Osteoarthritis can be mainly classified into two. They are primary and secondary. The criterion for this classification is based on the different types of risk factors. Primary OA is mainly due to age where the reason for cartilage breakdown is not known or maybe due to genetics. Secondary OA is due to direct injury through sports or trauma, stress, inflammation, or other metabolic diseases. In this case, the cause may localize.
Grading is the process of classifying the disease based on its extent or severity. OA has been graded into 5 from grade 0 to grade 4
This was proposed by Kellgren and Lawrence and it is known as KL grading. The five grades have been proposed based on radiographic analysis of subjects. This was accepted as a standard measure by WHO in 1961. The grading has been done based on the narrowing of joint space and the formation of osteophytes.
- grade 0 (normal): no changes in knee x-ray

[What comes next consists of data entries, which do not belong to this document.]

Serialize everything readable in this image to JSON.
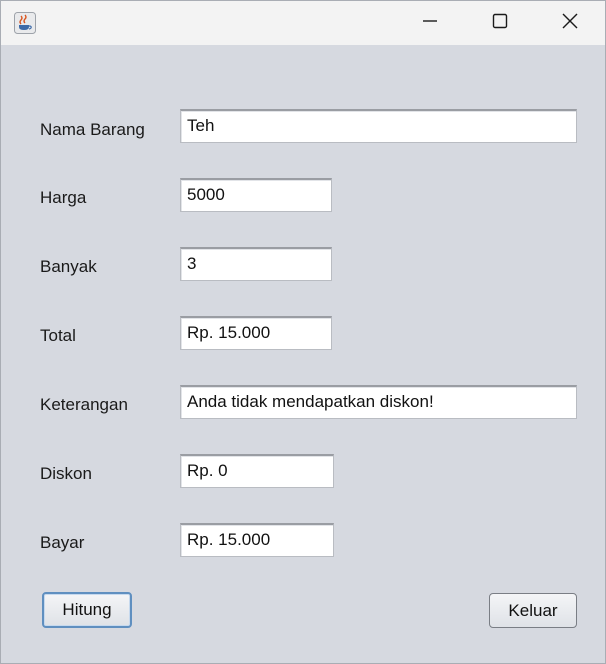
{
  "window": {
    "icon": "java-coffee-cup-icon",
    "controls": {
      "minimize_icon": "minimize-icon",
      "maximize_icon": "maximize-icon",
      "close_icon": "close-icon"
    }
  },
  "form": {
    "nama_barang": {
      "label": "Nama Barang",
      "value": "Teh"
    },
    "harga": {
      "label": "Harga",
      "value": "5000"
    },
    "banyak": {
      "label": "Banyak",
      "value": "3"
    },
    "total": {
      "label": "Total",
      "value": "Rp. 15.000"
    },
    "keterangan": {
      "label": "Keterangan",
      "value": "Anda tidak mendapatkan diskon!"
    },
    "diskon": {
      "label": "Diskon",
      "value": "Rp. 0"
    },
    "bayar": {
      "label": "Bayar",
      "value": "Rp. 15.000"
    }
  },
  "buttons": {
    "hitung": "Hitung",
    "keluar": "Keluar"
  },
  "colors": {
    "window_bg": "#d6d9e0",
    "titlebar_bg": "#f3f3f3",
    "focus_border": "#5f8fc0"
  }
}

- grade 1 (minor): minimalistic joint space narrowing with possible osteophyte lipping
- grade 2 (mild): definite osteophytes and joint space narrowing
- grade 3 (moderate): multiple osteophytes, definite narrowing of joint space and some sclerosis and possible deformity of bone ends

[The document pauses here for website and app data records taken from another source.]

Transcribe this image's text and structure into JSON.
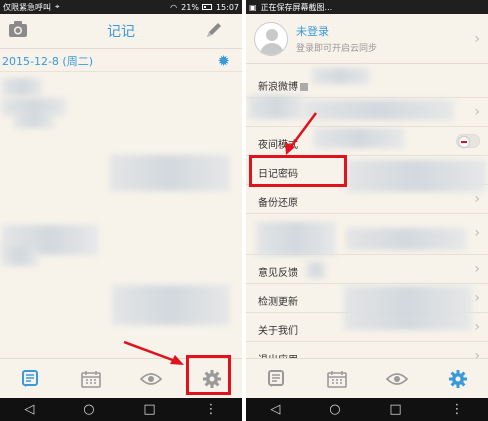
{
  "left_screen": {
    "statusbar": {
      "carrier": "仅限紧急呼叫",
      "battery": "21%",
      "time": "15:07"
    },
    "header": {
      "title": "记记",
      "camera_icon": "camera-icon",
      "edit_icon": "pencil-icon"
    },
    "date_line": "2015-12-8 (周二)",
    "weather_icon": "sun-icon",
    "tabs": [
      {
        "name": "notes",
        "icon": "notes-icon"
      },
      {
        "name": "calendar",
        "icon": "calendar-icon"
      },
      {
        "name": "view",
        "icon": "eye-icon"
      },
      {
        "name": "settings",
        "icon": "gear-icon"
      }
    ],
    "nav": {
      "back": "◁",
      "home": "○",
      "recents": "□",
      "menu": "⋮"
    }
  },
  "right_screen": {
    "statusbar": {
      "notice": "正在保存屏幕截图..."
    },
    "profile": {
      "name": "未登录",
      "subtitle": "登录即可开启云同步"
    },
    "menu_items": [
      {
        "label": "新浪微博"
      },
      {
        "label": ""
      },
      {
        "label": "夜间模式"
      },
      {
        "label": "日记密码"
      },
      {
        "label": "备份还原"
      },
      {
        "label": ""
      },
      {
        "label": "意见反馈"
      },
      {
        "label": "检测更新"
      },
      {
        "label": "关于我们"
      },
      {
        "label": "退出应用"
      }
    ],
    "tabs": [
      {
        "name": "notes",
        "icon": "notes-icon"
      },
      {
        "name": "calendar",
        "icon": "calendar-icon"
      },
      {
        "name": "view",
        "icon": "eye-icon"
      },
      {
        "name": "settings",
        "icon": "gear-icon"
      }
    ],
    "nav": {
      "back": "◁",
      "home": "○",
      "recents": "□",
      "menu": "⋮"
    }
  },
  "colors": {
    "accent": "#3a9ad9",
    "annotation": "#e1121b",
    "background": "#f7f2ea"
  }
}
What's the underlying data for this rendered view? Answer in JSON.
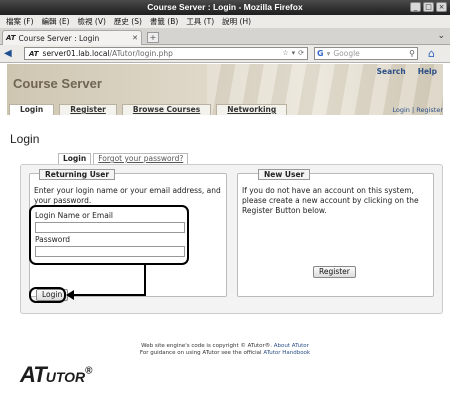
{
  "window": {
    "title": "Course Server : Login - Mozilla Firefox"
  },
  "menu": [
    "檔案 (F)",
    "編輯 (E)",
    "檢視 (V)",
    "歷史 (S)",
    "書籤 (B)",
    "工具 (T)",
    "說明 (H)"
  ],
  "browser": {
    "tab_title": "Course Server : Login",
    "tab_icon": "AT",
    "url_host": "server01.lab.local",
    "url_path": "/ATutor/login.php",
    "search_placeholder": "Google"
  },
  "header": {
    "site_title": "Course Server",
    "top_links": [
      "Search",
      "Help"
    ],
    "nav_tabs": [
      "Login",
      "Register",
      "Browse Courses",
      "Networking"
    ],
    "user_links": "Login | Register"
  },
  "page": {
    "title": "Login",
    "subtabs": {
      "login": "Login",
      "forgot": "Forgot your password?"
    },
    "returning_user": {
      "legend": "Returning User",
      "intro": "Enter your login name or your email address, and your password.",
      "login_label": "Login Name or Email",
      "password_label": "Password",
      "login_value": "",
      "password_value": "",
      "submit": "Login"
    },
    "new_user": {
      "legend": "New User",
      "intro": "If you do not have an account on this system, please create a new account by clicking on the Register Button below.",
      "submit": "Register"
    }
  },
  "footer": {
    "line1_text": "Web site engine's code is copyright © ATutor®.",
    "line1_link": "About ATutor",
    "line2_text": "For guidance on using ATutor see the official",
    "line2_link": "ATutor Handbook"
  },
  "brand": {
    "a": "AT",
    "b": "UTOR",
    "mark": "®"
  }
}
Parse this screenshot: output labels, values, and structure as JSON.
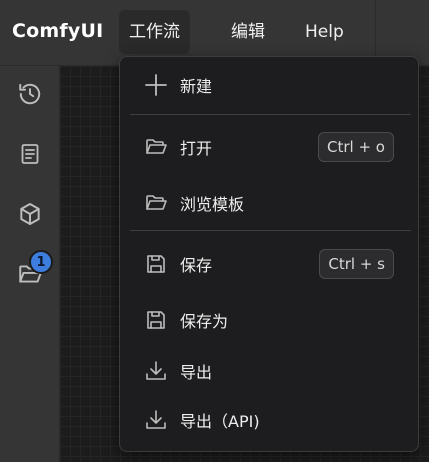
{
  "app": {
    "brand": "ComfyUI"
  },
  "menubar": {
    "items": [
      {
        "label": "工作流",
        "active": true
      },
      {
        "label": "编辑"
      },
      {
        "label": "Help"
      }
    ]
  },
  "sidebar": {
    "items": [
      {
        "icon": "history-icon"
      },
      {
        "icon": "book-icon"
      },
      {
        "icon": "cube-icon"
      },
      {
        "icon": "folder-open-icon",
        "badge": "1"
      }
    ]
  },
  "workflow_menu": {
    "items": [
      {
        "label": "新建",
        "icon": "plus-icon"
      },
      {
        "label": "打开",
        "icon": "folder-open-icon",
        "shortcut": "Ctrl + o"
      },
      {
        "label": "浏览模板",
        "icon": "folder-open-icon"
      },
      {
        "label": "保存",
        "icon": "save-icon",
        "shortcut": "Ctrl + s"
      },
      {
        "label": "保存为",
        "icon": "save-icon"
      },
      {
        "label": "导出",
        "icon": "download-icon"
      },
      {
        "label": "导出（API)",
        "icon": "download-icon"
      }
    ]
  },
  "colors": {
    "topbar": "#353535",
    "menu_bg": "#1d1d1f",
    "badge": "#3d7dde"
  }
}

- grade 4 (severe): large osteophytes, marked narrowing of joint space, severe sclerosis and definite deformity of bone ends
Grade 0 is considered normal. The subject will not exhibit any features for OA. The x-ray image from this grade is taken as a standard and the other grades are compared with this grade.
Grade 1 is known as the minor. It can be considered as the initial grade. The joint space has just started to decrease. Osteophyte refers to excess bone growth. It is also known as bone spurs since spur refers to kind to sharp material. This bone growth can be observed as sharp spikes. Here there is very minimal growth of excess bone. Bone spurs occur only at the bones adjacent to the joint. There will be very minor loss of cartilage but this does not contribute to the narrowing of the joint space. Subject in this stage is not confirmed with osteoarthritis. However, subjects having any of the risk factors become more prone to the disease
Grade 2 is known as mild. In this grade, the narrowing of the joint space is more and is visible through the x-ray. There will be also more formation of osteophytes. This grade can be considered as the precursor to many complications like bone dislocation and rubbing. None of these complications are seen in this grade but these complications are soon to occur. The subject in this grade is confirmed with osteoarthritis. Special care has to be taken by those in this grade and through proper medications, they can prevent those further complications.
Grade 3 is known as moderate. Obvious damage occurs to the cartilage and the joint space narrows even at a faster rate. Swelling of the joints starts to occur in this stage. Erosion of cartilage becomes prominent in this stage. The joints become rougher due to spurs leading to stiffness. Inflammation occurs at regular intervals. Subjects can experience popping sounds from the knee.
Grade 4 is known as severe. It is the worst and highest grade of all. The changes become prominent and occur at larger scales. There will be no gap literally meaning the joint is absent. The bones start to rub over each other causing pain. The joint becomes stiff like a rock. The cartilage wears down and maximum growth of osteophyte is seen. Various cytokines are released at cartilage resulting in further death. Life would be dreadful for those in this grade. The arrow in the given X-ray indicates the bones are touching each other and there is no gap in between them.